There is no question that Samsung's Galaxy line of smartphones are giving Apple's iPhone a run for its money. In fact, some loyal iPhone fans, disappointed with the incremental updates in the iPhone 5, already are looking for something new.
Smartphone aficionados agree that when it comes to innovation, Samsung has surpassed Apple. The Samsung Galaxy S4 in particular is a real standout in the smartphone market. Its bigger screen, higher resolution camera, and lots of bells and whistles are likely to attract a lot of consumers who are fed up waiting for Apple to reset the standard in smartphones. In fact, some would say that the iPhone 5's 4-inch display is almost retro.
Truth be told, Apple has rarely been on the cutting edge of hardware. For example, the company was at least a year behind in adding 3G to the iPhone, and it took it's sweet time offering 4G LTE. It still doesn't offer NFC in its products, something that is becoming standard fair in many Android device. Instead, what has made the iPhone so appealing is the aesthetic design of the device and the easy-to-use user interface. It's all about how Apple puts the pieces together.
By contrast, Samsung and other device makers have pushed the envelope in terms of hardware, including the newest processors, expanding screen size, adding NFC, supporting the latest network speeds and more. But now, Samsung has upped the ante in software, thanks to advancements in Google's Android operating system and Samsung's device software.
There's no question that Samsung's devices are growing in popularity. And the Galaxy devices have established their iPhone-like cache among some users. In fact, a recent report from market researchers at Strategy Analytics suggests that Samsung's sales grew nine times faster than Apple's during the first quarter of 2013. Some of this growth was due to low-end devices, but Samsung is also mustering a following for its Galaxy brand of devices.
So is it finally time to ditch the iPhone?
That's precisely the question I answer in this edition of Ask Maggie. Also in this Ask Maggie, I explain to another reader why Apple may be developing the rumored low-cost iPhone made out of plastic.
Has the iPhone lost its edge?
I'm feeling very confused. I have been an iPhone user for several years. My contract with AT&T is over and I'm ready for an upgrade. I was hoping that Apple would come out with a new iPhone in June. But it looks like a new one won't be announced until at least September or October. What's more, I'm not convinced that a new iPhone will be much of an improvement over what's already available.
Meanwhile, I am awed by the reports of the Samsung Galaxy S4, including the camera and the inclusion of NFC (Near Field Communications). I also like the bigger screen on the Galaxy S4. I find Apple's secrecy about the iPhone 5S very annoying and, from what I have heard, there will be an improvement in the camera, but still no NFC. If the only major improvements are a camera that's on par with the Galaxy S4 and a faster processor, I'm not sure the next iPhone is really worth the wait.
Do you think the time has come to seriously consider changing from Apple to Samsung?
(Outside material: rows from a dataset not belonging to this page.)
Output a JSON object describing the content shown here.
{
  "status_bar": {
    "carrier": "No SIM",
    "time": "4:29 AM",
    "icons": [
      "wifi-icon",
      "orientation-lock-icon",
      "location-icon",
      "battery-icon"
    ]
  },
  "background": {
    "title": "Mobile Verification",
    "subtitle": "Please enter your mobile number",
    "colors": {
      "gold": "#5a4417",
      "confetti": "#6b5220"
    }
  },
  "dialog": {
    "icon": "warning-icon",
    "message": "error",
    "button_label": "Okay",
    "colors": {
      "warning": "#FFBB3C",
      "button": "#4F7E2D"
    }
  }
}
I really do not know what to do. Can you give me some advice?
Let me start by saying that your assumptions regarding when a new iPhone will be released are probably correct. There had been some rumors that a new iPhone would be introduced this summer. But according to comments that Apple's CEO Tim Cook made during the company's recent first quarter conference call, that now seems unlikely.
Cook indicated that new products would not launch until the fall. That makes sense, given what analysts are hearing from Apple's iPhone supply chain providers. Several analysts have said that Apple's component suppliers are indicating a September or October device launch.
As usual, Apple has been extremely tight-lipped about what the next iPhone could look like or what features may be or may not be included. So it's difficult to say for certain that the device will have an improved camera or not come with NFC with any certainty.
During the call with analysts, Cook said that Apple would not release a larger-screen iPhone until it had resolved some of the "significant tradeoffs" that rivals had made in making their large-display smartphones. Some analysts have suggested that Apple might release at least three devices with different screen sizes. But we shall see. Apple doesn't typically release more than one iPhone design at a time. There is also a chance that the larger-screen iPhone might not be released until next year.
So what does that mean in terms of what a new iPhone might look like in the fall?
Well, my guess is that the hardware won't be much improved over the existing version of the iPhone 5. Like I said above, it's likely to be roughly the same size. The camera may be improved, which might be significant if you're looking for a better camera on a smartphone